I’m thankful my family members were not killed or physically injured, but I’ll admit those were the most emotionally disturbing times of my life. I’m not telling you this because I want my fellow pupils and professors to feel sorry for me. I’m telling you this because we are losing the “war on terror.”
Just re-read the definition and think of the billions of people around the world who are harmed by these heinous acts. I believe we should do everything we can to defeat terrorist groups like ISIS, al-Qaida, Boko Haram and all the other sinister gangs in the world. It might mean raising taxes and cutting back on social welfare, but I truly believe the United States should continue to engage in this war rather than just arm the rebels and develop strategies for others to fight. We have the strongest military in the world, and with that power comes responsibility. Think of those men, women and children in Iraq and Syria who are living in a state of fear all the time. Think of the refugees fleeing through Europe. I truly believe we have all the resources necessary to eradicate radical Islam.

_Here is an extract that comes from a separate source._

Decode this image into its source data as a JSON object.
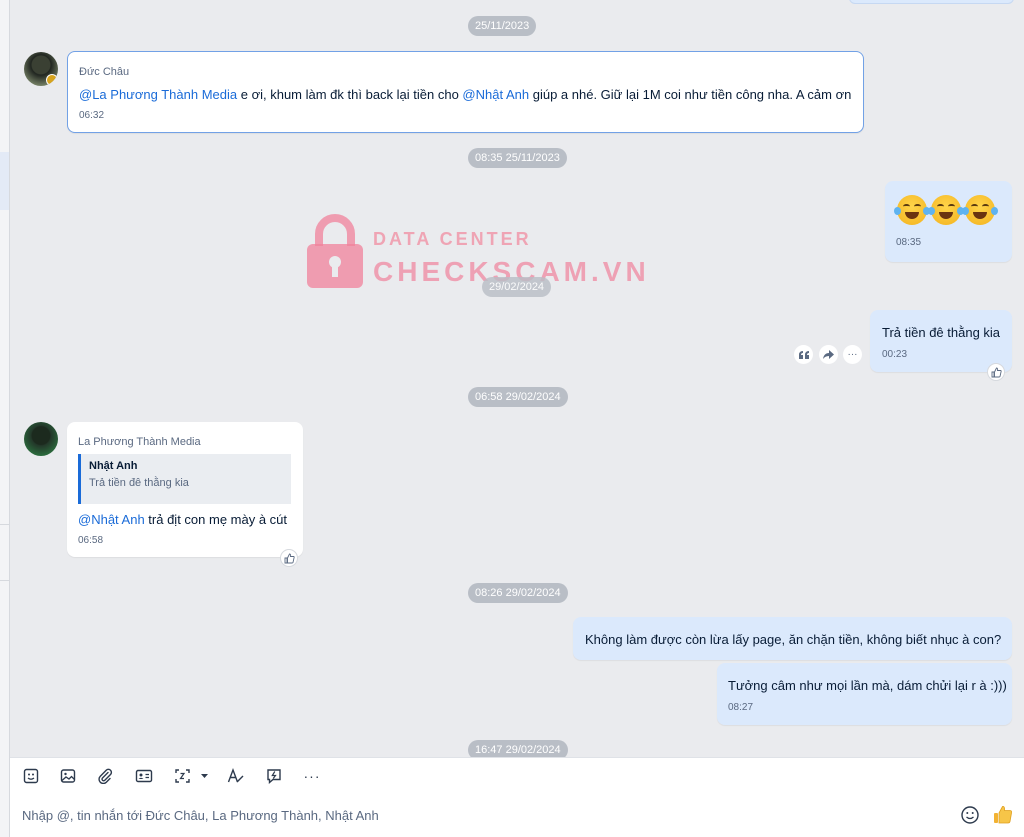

It’s easy to be apathetic about it. These groups are based thousands of miles away, but their actions can hit us right here at home. No matter who is elected president, I hope as Commander-in-Chief, he or she leads us to victory against terrorism. If ISIS and other radical Islam continue to terrorize the world, it’s our fault. As the great scientist Albert Einstein said, “The world will not be destroyed by those who do evil, but by those who watch them without doing anything.”